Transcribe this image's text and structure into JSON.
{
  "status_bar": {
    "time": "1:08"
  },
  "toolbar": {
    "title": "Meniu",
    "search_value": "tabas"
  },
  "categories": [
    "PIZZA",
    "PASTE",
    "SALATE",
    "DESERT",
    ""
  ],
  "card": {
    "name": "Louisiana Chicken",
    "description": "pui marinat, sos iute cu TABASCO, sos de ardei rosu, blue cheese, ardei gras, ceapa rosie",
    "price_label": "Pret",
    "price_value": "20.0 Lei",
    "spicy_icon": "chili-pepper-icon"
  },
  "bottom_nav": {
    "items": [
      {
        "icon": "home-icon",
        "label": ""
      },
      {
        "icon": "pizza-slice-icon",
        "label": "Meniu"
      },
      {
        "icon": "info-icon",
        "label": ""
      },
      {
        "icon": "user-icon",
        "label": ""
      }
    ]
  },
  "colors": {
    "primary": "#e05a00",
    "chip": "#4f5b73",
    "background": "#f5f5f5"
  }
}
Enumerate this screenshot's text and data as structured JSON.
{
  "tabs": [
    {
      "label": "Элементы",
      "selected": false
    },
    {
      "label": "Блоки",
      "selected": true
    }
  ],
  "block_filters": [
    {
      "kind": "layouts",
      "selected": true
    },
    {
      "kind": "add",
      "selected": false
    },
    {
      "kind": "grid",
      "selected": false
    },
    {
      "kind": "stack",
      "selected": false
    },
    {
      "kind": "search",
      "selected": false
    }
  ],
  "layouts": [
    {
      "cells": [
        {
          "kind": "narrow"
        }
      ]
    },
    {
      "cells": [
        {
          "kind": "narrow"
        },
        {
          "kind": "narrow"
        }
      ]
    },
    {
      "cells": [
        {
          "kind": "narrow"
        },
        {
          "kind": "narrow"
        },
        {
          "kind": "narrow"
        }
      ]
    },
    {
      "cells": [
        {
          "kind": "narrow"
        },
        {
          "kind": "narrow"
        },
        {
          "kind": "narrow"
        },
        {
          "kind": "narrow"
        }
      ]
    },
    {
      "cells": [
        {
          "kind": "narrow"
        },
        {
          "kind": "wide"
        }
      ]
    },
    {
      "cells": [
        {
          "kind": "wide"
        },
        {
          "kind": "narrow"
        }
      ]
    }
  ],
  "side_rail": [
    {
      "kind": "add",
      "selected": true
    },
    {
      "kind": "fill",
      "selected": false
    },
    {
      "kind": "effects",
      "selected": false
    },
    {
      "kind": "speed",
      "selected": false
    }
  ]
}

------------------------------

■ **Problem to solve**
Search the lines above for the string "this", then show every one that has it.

■ **Exercise result**
Transcribe this image's text and structure into JSON.
Enumerate this screenshot's text and data as structured JSON.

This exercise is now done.